As to the scriptures, “There is a time for everything” Ecc 3:1. In the Orthodox and Catholic Churches there are seasons set for fasting. One of these seasons is the Great fast, Lent, known as “Abi Xom” in Tigrinya.
Literally fasting is abstaining from food (eating and drinking) as a religious duty that is required of all believers.
During Lent, the Church is open every day, for longer periods (4 am-22:30pm) with service held at noon. Followers fast during the 55-day Lenten period. No dairy products, meat, fish or eggs are eaten. Much of what is practised in the Orthodox or Catholic Churches today has been in practice for hundreds of years and is based on passages found in the Bible.
Fasting is an act of sacrifice, which means an act of self-denial and humiliation under the hands of God. It is denying comfort to our flesh, but feeding strength to our spiritual personality.

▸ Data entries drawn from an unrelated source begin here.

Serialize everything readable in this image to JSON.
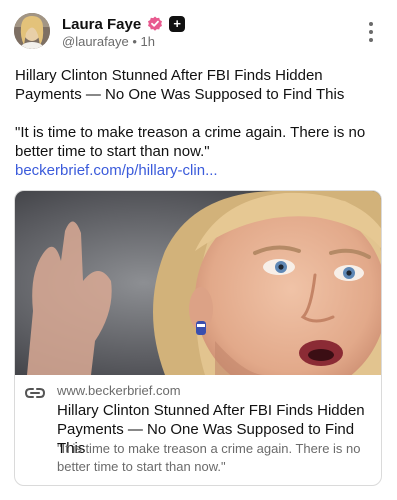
{
  "author": {
    "name": "Laura Faye",
    "handle": "@laurafaye",
    "separator": "•",
    "time": "1h",
    "plus_label": "+"
  },
  "post": {
    "headline": "Hillary Clinton Stunned After FBI Finds Hidden Payments — No One Was Supposed to Find This",
    "quote": "\"It is time to make treason a crime again. There is no better time to start than now.\"",
    "link_text": "beckerbrief.com/p/hillary-clin..."
  },
  "link_card": {
    "domain": "www.beckerbrief.com",
    "title": "Hillary Clinton Stunned After FBI Finds Hidden Payments — No One Was Supposed to Find This",
    "description": "\"It is time to make treason a crime again. There is no better time to start than now.\""
  },
  "icons": {
    "verified": "verified-badge-icon",
    "more": "more-options-icon",
    "link": "link-icon"
  },
  "colors": {
    "link": "#3b5bdb",
    "verified": "#e85a8f",
    "secondary_text": "#6b6b6b",
    "card_border": "#dadada"
  }
}
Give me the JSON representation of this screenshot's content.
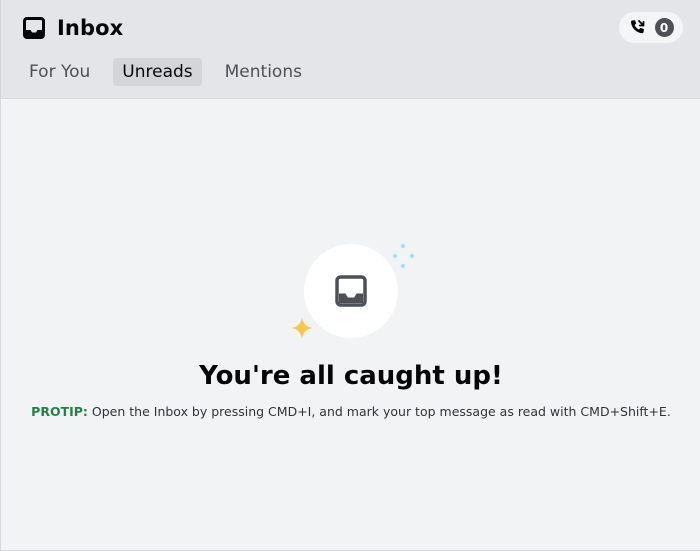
{
  "header": {
    "title": "Inbox",
    "call_badge_count": "0",
    "tabs": [
      {
        "label": "For You",
        "active": false
      },
      {
        "label": "Unreads",
        "active": true
      },
      {
        "label": "Mentions",
        "active": false
      }
    ]
  },
  "empty_state": {
    "heading": "You're all caught up!",
    "protip_label": "PROTIP:",
    "protip_text": " Open the Inbox by pressing CMD+I, and mark your top message as read with CMD+Shift+E."
  },
  "colors": {
    "header_bg": "#e3e5e8",
    "body_bg": "#f2f3f5",
    "protip_green": "#248046",
    "sparkle_yellow": "#f7c948",
    "sparkle_blue": "#a6e0f5",
    "icon_gray": "#4e5058"
  },
  "icons": [
    "inbox-icon",
    "phone-missed-icon",
    "inbox-tray-icon",
    "sparkle-icon"
  ]
}
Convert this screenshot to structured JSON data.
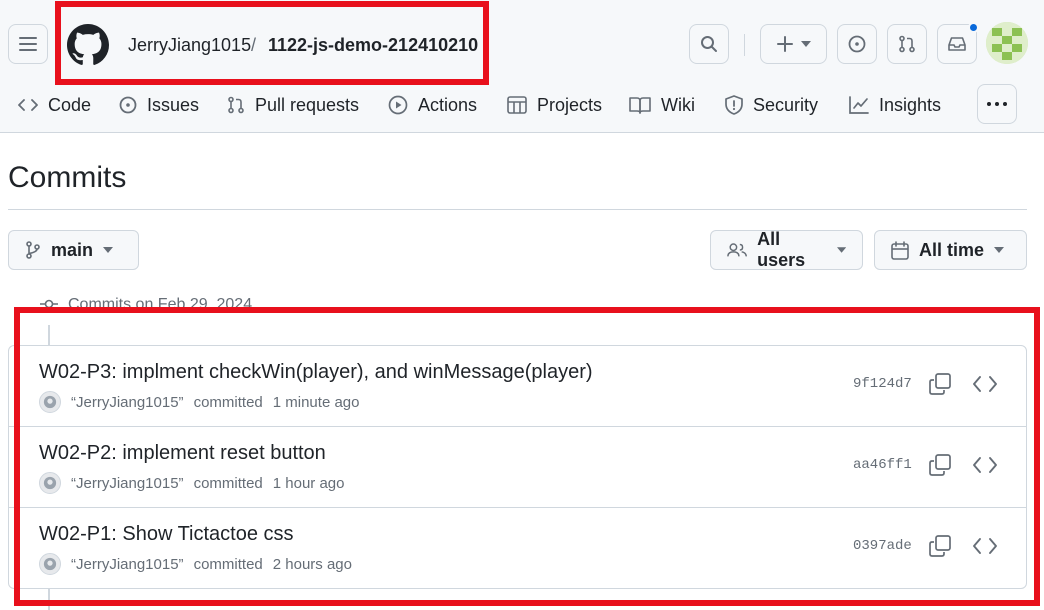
{
  "breadcrumb": {
    "owner": "JerryJiang1015",
    "separator": "/",
    "repo": "1122-js-demo-212410210"
  },
  "header_icons": [
    "menu-icon",
    "github-logo-icon",
    "search-icon",
    "plus-icon",
    "issue-icon",
    "pull-request-icon",
    "inbox-icon"
  ],
  "tabs": [
    {
      "label": "Code",
      "icon": "code-icon"
    },
    {
      "label": "Issues",
      "icon": "issue-icon"
    },
    {
      "label": "Pull requests",
      "icon": "pull-request-icon"
    },
    {
      "label": "Actions",
      "icon": "play-icon"
    },
    {
      "label": "Projects",
      "icon": "table-icon"
    },
    {
      "label": "Wiki",
      "icon": "book-icon"
    },
    {
      "label": "Security",
      "icon": "shield-icon"
    },
    {
      "label": "Insights",
      "icon": "graph-icon"
    }
  ],
  "page_title": "Commits",
  "filters": {
    "branch": "main",
    "users": "All users",
    "time": "All time"
  },
  "group": {
    "label": "Commits on Feb 29, 2024"
  },
  "commits": [
    {
      "message": "W02-P3: implment checkWin(player), and winMessage(player)",
      "author": "“JerryJiang1015”",
      "action": "committed",
      "time": "1 minute ago",
      "sha": "9f124d7"
    },
    {
      "message": "W02-P2: implement reset button",
      "author": "“JerryJiang1015”",
      "action": "committed",
      "time": "1 hour ago",
      "sha": "aa46ff1"
    },
    {
      "message": "W02-P1: Show Tictactoe css",
      "author": "“JerryJiang1015”",
      "action": "committed",
      "time": "2 hours ago",
      "sha": "0397ade"
    }
  ],
  "colors": {
    "highlight": "#e8101c",
    "accent": "#0969da",
    "border": "#d0d7de",
    "muted": "#656d76"
  }
}
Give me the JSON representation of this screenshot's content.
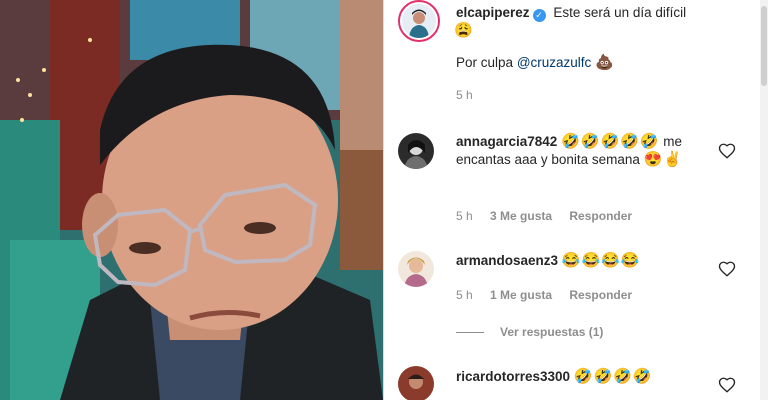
{
  "post": {
    "username": "elcapiperez",
    "caption_line1": "Este será un día difícil",
    "caption_emoji1": "😩",
    "caption_line2_prefix": "Por culpa",
    "caption_mention": "@cruzazulfc",
    "caption_emoji2": "💩",
    "time": "5 h"
  },
  "comments": [
    {
      "username": "annagarcia7842",
      "text_emojis": "🤣🤣🤣🤣🤣",
      "text": "me encantas aaa y bonita semana",
      "text_trailing": "😍✌",
      "time": "5 h",
      "likes": "3 Me gusta",
      "reply": "Responder"
    },
    {
      "username": "armandosaenz3",
      "text_emojis": "😂😂😂😂",
      "time": "5 h",
      "likes": "1 Me gusta",
      "reply": "Responder"
    },
    {
      "username": "ricardotorres3300",
      "text_emojis": "🤣🤣🤣🤣"
    }
  ],
  "view_replies": "Ver respuestas (1)",
  "colors": {
    "mention": "#00376b",
    "meta": "#8e8e8e",
    "verified": "#3897f0",
    "story_ring": "#e1306c"
  }
}
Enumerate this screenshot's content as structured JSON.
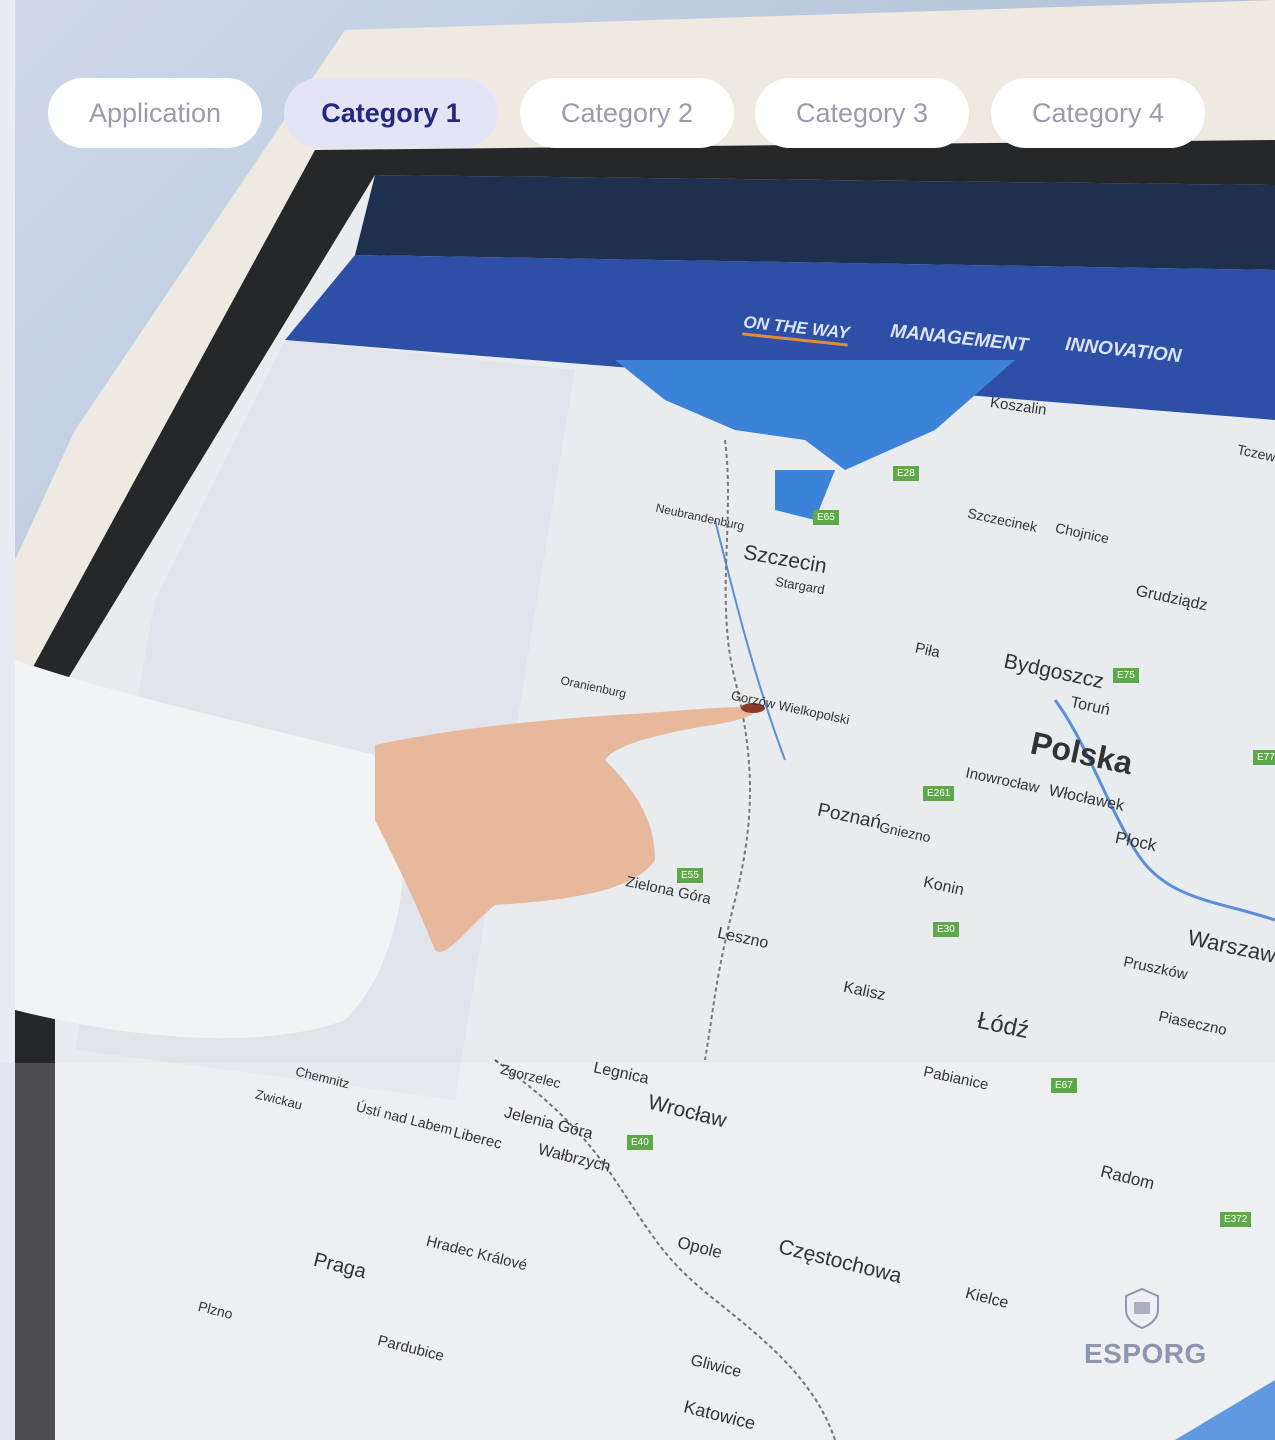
{
  "tabs": [
    {
      "label": "Application",
      "active": false
    },
    {
      "label": "Category 1",
      "active": true
    },
    {
      "label": "Category 2",
      "active": false
    },
    {
      "label": "Category 3",
      "active": false
    },
    {
      "label": "Category 4",
      "active": false
    }
  ],
  "screen_nav": {
    "items": [
      "ON THE WAY",
      "MANAGEMENT",
      "INNOVATION"
    ]
  },
  "map_labels": [
    "Koszalin",
    "Szczecin",
    "Stargard",
    "Szczecinek",
    "Chojnice",
    "Grudziądz",
    "Piła",
    "Bydgoszcz",
    "Toruń",
    "Polska",
    "Inowrocław",
    "Włocławek",
    "Płock",
    "Poznań",
    "Gniezno",
    "Konin",
    "Zielona Góra",
    "Leszno",
    "Kalisz",
    "Łódź",
    "Warszawa",
    "Pruszków",
    "Piaseczno",
    "Pabianice",
    "Legnica",
    "Wrocław",
    "Wałbrzych",
    "Jelenia Góra",
    "Zgorzelec",
    "Liberec",
    "Ústí nad Labem",
    "Praga",
    "Hradec Králové",
    "Pardubice",
    "Plzno",
    "Opole",
    "Częstochowa",
    "Kielce",
    "Radom",
    "Gliwice",
    "Katowice",
    "Gorzów Wielkopolski",
    "Chemnitz",
    "Zwickau",
    "Tczew",
    "Oranienburg",
    "Neubrandenburg"
  ],
  "road_badges": [
    "E28",
    "E65",
    "E75",
    "E77",
    "E261",
    "E30",
    "E67",
    "E40",
    "E55",
    "E372"
  ],
  "logo": {
    "text": "ESPORG"
  },
  "colors": {
    "tab_active_bg": "#e3e4f6",
    "tab_active_text": "#242a7c",
    "tab_inactive_text": "#9a9cab",
    "screen_header": "#2d4fa6",
    "map_land": "#e8ebee",
    "map_water": "#3b82d8",
    "road_badge": "#5fa84a"
  }
}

As St. John Chrysostom put it, “fasting implies not only abstinence from food, but from sins. The fast, he insists, should be kept not by the mouth alone but also by the eye, the ear, the feet, the hands and all the members of the body: the eye must abstain from impure sights, the ear from malicious gossip, the hands from acts of injustice.” Like all our faithful fathers and mothers we do also fast to ask God for the safe journey of our Christian faith.
Days leading up to Easter, rituals start with Hossanna (Palm Sunday). It is one of the most important days in the Christian calendar and marks the beginning of the Holy Week, immediately preceding the week of events leading up to Good Friday and Easter. Palm Sunday derives its name simply from the palm branches that were waived by the crowds of people and strewn in the path of Jesus as he entered Jerusalem for the Passover riding on a donkey. They shouted: ‘Hosanna!’ (Liberate us) believing that Jesus was the Messiah coming to free them from Roman oppression. As a symbol of their faith and devotion, many Christians keep the palm crosses which are distributed during Palm Sunday service and hang them in their houses through the year.
On Palm Sunday, people in Eritrea are accustomed to crafting rings from palm leaves. In many churches and other parts of the world congregations twist palms into the shape of a cross to commemorate the day, or use other branches if palms are not easily accessible. In some parts of Europe, churchyards are strewn with branches and flowers. The holiday is often celebrated with a procession. Palm Sunday signifies the beginning of the last week of Lent — and the beginning of the Holy Week.
And then there is H’mamat (Passion or the Suffering of Jesus Christ from the Last Supper until his Crucifixion). Many people abstain from worldly things like dancing and booze. The days after Hosanna are a bit gloomy.
However, Hamus Tsgbo (Maundy Thursday) seems to brighten things up a little bit. Maundy Thursday is the Thursday before Easter, believed to be the day Jesus celebrated his final Passover with His disciples. Most notably, that Passover meal was when Jesus washed the feet of His disciples in an extraordinary display of humility. He then commanded them to do the same for each other. In Eritrea, Maudy Thursday is traditionally celebrated by eating boiled legumes, which are given to children and adults alike. One can eat as much as one likes.
Then comes Arbi Siklet (Good Friday). Some people wear the Christ’s thorn or Spina Christ, a spreading shrub of the GABA, around their head. People go to church and repeat Kyrie Elision until 4 or 5 in the afternoon. Good Friday is observed as a strict fast, and Christians are expected to abstain from all food and drink the entire day.
In Eritrea, when Church services are over, mostly at six or seven in the afternoon, people go home and gather as a family to break the fast together. After eating, the whole family has coffee while the little ones drink tea or juice.